┌────────

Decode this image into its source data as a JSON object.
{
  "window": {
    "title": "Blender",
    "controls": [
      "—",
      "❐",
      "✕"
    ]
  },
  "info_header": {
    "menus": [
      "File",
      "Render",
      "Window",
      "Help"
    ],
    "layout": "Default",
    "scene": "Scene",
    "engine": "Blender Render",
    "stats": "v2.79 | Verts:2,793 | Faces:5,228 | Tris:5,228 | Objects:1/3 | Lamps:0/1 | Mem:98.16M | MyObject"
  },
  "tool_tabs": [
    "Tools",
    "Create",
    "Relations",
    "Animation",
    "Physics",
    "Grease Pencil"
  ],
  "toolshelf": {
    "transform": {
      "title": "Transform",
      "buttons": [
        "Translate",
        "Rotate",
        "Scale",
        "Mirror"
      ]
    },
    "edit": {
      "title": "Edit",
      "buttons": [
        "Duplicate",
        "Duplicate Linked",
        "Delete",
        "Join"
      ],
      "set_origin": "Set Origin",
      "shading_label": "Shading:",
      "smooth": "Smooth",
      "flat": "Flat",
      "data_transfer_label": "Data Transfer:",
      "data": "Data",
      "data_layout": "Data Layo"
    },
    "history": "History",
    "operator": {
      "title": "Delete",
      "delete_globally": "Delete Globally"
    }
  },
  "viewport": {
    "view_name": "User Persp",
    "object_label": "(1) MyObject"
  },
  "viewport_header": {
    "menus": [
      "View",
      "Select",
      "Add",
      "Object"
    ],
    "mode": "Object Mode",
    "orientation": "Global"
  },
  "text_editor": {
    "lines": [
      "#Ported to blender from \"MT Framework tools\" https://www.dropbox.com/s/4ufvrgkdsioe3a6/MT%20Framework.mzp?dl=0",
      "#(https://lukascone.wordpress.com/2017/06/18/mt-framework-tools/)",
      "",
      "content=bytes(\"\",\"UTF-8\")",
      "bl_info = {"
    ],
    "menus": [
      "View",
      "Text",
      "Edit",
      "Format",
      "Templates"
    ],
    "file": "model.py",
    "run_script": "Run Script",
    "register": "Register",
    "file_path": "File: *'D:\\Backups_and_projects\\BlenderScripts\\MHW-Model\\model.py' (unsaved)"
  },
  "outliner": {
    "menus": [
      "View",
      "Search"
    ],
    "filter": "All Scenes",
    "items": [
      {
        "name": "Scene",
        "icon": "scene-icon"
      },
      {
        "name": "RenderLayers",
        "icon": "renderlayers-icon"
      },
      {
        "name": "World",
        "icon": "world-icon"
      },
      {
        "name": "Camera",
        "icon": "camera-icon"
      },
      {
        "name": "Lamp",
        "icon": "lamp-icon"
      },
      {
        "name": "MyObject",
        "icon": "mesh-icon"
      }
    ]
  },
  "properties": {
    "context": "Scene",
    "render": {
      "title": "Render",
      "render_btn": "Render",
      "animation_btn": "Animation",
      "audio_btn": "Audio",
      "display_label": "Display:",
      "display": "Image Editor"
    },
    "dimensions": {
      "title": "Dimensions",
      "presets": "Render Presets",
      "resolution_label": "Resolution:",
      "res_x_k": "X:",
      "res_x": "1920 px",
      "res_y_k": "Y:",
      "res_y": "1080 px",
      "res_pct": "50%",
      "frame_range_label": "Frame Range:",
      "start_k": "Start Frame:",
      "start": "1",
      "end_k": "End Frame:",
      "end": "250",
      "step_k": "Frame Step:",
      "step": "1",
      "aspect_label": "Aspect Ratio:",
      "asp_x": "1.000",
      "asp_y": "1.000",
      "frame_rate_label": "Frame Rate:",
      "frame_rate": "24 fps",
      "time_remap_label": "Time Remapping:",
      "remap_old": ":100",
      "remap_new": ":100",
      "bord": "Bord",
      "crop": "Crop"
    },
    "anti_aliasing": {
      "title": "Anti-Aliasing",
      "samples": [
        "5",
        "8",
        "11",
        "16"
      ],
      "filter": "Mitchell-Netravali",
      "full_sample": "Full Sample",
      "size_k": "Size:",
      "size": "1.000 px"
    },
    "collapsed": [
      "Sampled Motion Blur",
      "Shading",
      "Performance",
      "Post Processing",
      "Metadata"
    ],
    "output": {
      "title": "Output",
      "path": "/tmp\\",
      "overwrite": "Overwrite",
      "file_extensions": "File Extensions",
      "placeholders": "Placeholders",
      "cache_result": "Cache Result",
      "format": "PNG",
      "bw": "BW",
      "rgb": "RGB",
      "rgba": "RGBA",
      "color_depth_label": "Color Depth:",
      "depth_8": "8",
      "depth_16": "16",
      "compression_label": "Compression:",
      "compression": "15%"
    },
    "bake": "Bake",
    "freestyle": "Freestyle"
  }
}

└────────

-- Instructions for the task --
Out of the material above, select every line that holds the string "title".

-- Written solution --
    "title": "Blender",
      "title": "Transform",
      "title": "Edit",
      "title": "Delete",
      "title": "Render",
      "title": "Dimensions",
      "title": "Anti-Aliasing",
      "title": "Output",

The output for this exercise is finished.